_Problem to work on_
Whenever a line carries the word "JSON", pull it out of the entries.

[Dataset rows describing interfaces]
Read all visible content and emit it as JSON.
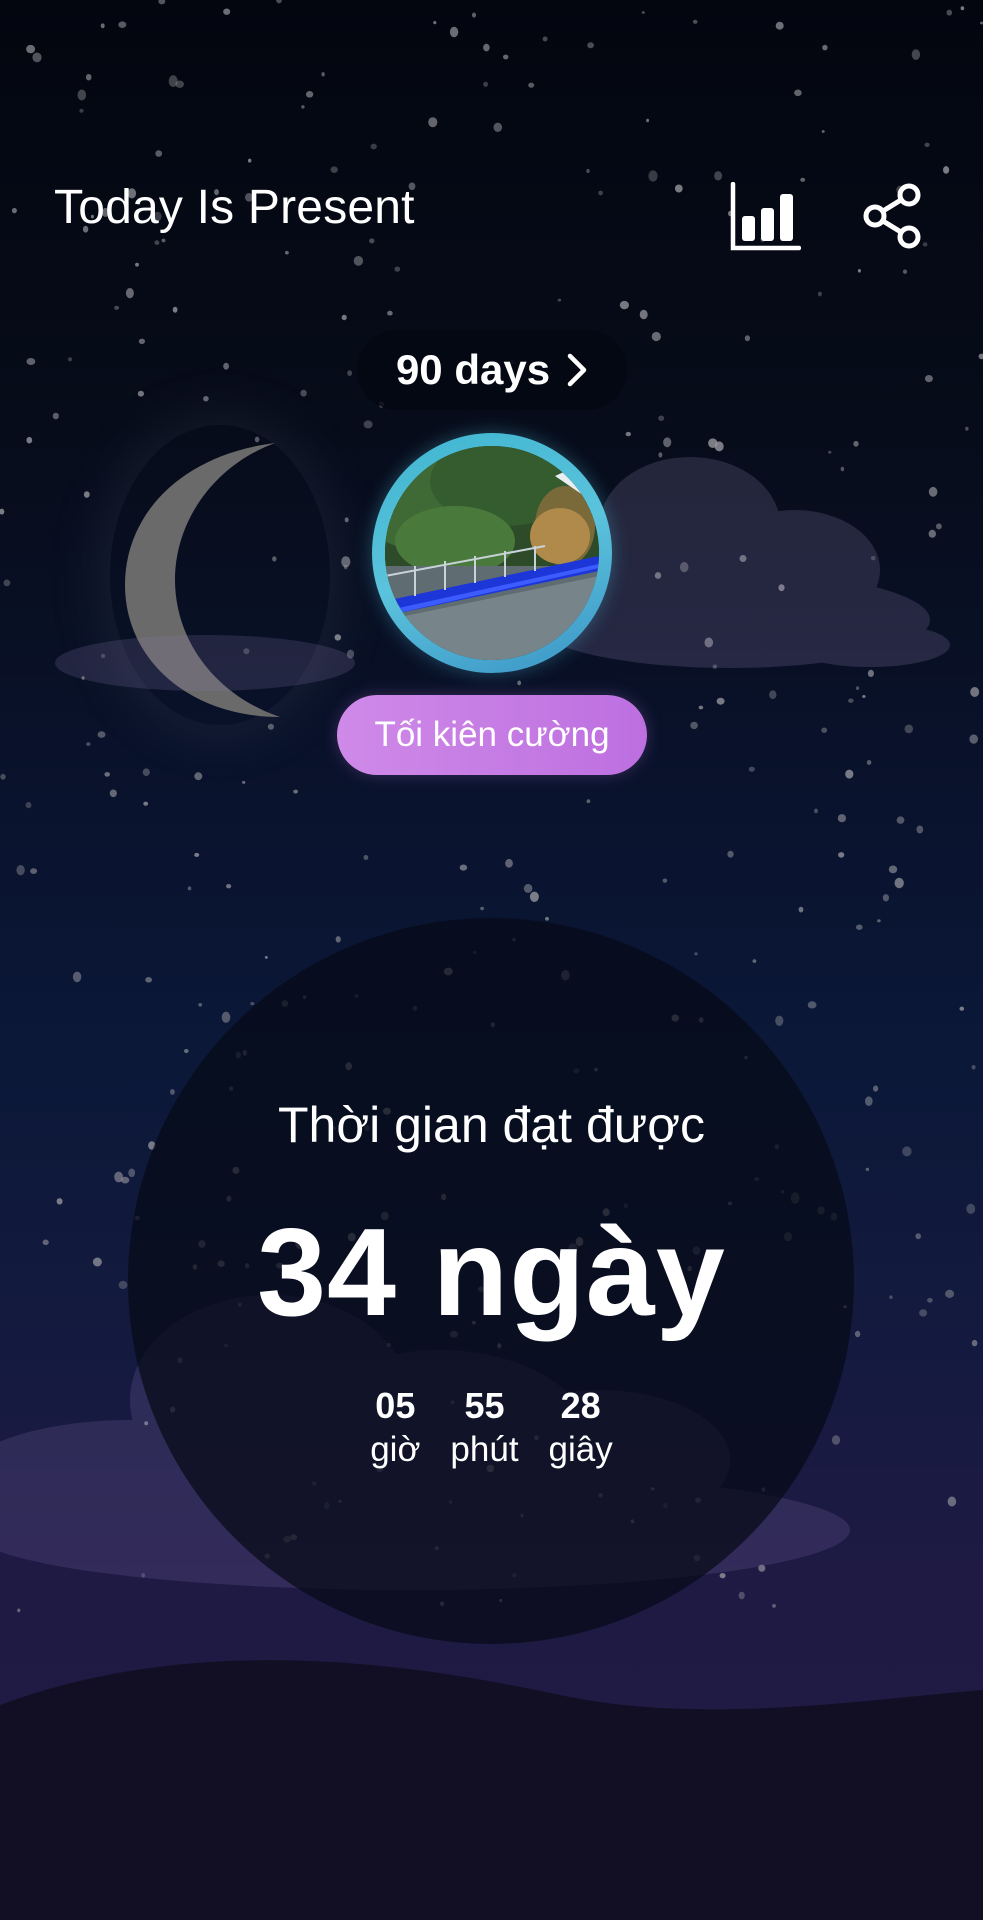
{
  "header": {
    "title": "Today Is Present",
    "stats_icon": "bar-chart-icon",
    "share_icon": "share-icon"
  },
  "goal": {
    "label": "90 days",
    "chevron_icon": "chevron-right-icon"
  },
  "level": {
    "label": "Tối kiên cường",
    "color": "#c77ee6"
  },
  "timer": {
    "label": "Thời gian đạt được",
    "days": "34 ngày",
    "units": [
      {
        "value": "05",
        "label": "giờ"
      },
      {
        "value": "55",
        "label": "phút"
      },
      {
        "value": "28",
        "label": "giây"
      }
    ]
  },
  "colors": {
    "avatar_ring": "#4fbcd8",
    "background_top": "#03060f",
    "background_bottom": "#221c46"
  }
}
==
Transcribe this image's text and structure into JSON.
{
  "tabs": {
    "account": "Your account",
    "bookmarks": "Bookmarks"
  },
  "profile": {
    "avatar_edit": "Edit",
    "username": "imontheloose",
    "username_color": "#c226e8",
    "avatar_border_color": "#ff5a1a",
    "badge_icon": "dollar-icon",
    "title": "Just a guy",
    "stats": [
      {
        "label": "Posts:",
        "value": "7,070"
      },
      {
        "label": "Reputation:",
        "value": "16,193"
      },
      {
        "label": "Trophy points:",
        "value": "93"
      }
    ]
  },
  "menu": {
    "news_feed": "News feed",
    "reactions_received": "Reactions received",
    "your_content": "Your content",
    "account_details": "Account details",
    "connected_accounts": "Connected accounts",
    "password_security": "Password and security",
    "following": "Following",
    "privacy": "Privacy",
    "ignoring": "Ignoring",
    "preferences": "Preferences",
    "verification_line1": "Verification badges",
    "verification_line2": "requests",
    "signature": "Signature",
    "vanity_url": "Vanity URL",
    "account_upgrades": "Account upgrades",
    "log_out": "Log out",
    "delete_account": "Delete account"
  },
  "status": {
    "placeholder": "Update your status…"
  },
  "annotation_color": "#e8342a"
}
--
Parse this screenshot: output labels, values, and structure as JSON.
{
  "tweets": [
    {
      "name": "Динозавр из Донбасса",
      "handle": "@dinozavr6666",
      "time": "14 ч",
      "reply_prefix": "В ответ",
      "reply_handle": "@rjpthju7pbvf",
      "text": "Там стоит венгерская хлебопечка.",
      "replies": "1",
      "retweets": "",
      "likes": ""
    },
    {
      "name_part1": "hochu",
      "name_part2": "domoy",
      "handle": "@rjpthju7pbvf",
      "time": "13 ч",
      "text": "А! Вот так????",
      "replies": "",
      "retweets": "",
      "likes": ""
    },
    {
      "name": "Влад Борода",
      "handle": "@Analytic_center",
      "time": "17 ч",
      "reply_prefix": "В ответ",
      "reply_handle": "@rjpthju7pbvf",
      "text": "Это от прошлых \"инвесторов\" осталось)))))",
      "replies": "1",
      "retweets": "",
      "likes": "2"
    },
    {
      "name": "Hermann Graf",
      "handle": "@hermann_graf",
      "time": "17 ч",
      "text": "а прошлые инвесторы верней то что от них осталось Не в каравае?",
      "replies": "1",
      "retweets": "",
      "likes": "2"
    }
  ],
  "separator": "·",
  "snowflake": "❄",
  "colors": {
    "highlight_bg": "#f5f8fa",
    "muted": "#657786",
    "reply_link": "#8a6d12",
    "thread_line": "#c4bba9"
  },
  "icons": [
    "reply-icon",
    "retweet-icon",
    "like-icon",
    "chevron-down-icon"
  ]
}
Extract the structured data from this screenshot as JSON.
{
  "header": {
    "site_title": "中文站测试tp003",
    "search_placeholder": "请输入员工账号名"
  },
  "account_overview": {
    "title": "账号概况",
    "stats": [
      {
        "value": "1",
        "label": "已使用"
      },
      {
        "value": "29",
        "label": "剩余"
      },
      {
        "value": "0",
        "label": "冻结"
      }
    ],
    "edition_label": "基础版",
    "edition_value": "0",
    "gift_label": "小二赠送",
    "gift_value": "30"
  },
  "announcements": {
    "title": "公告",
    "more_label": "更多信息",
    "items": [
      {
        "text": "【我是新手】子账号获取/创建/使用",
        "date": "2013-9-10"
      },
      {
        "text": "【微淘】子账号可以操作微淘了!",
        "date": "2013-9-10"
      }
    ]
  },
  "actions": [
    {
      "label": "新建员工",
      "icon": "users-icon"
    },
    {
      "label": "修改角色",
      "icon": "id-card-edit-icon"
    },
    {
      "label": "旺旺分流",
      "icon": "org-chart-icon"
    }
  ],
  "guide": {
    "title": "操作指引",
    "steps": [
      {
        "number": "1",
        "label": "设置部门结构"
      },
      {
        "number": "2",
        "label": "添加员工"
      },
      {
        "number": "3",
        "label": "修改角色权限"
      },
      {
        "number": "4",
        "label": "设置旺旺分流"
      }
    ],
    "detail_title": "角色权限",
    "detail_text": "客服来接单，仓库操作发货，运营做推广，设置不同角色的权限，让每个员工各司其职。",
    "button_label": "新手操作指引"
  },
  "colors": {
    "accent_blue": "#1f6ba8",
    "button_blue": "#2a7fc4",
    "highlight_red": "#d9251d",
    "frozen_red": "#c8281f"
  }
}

_Exercise result_
Read all visible content and emit it as JSON.
Transcribe this image's text and structure into JSON.
Parse this screenshot: output labels, values, and structure as JSON.
Extract the structured data from this screenshot as JSON.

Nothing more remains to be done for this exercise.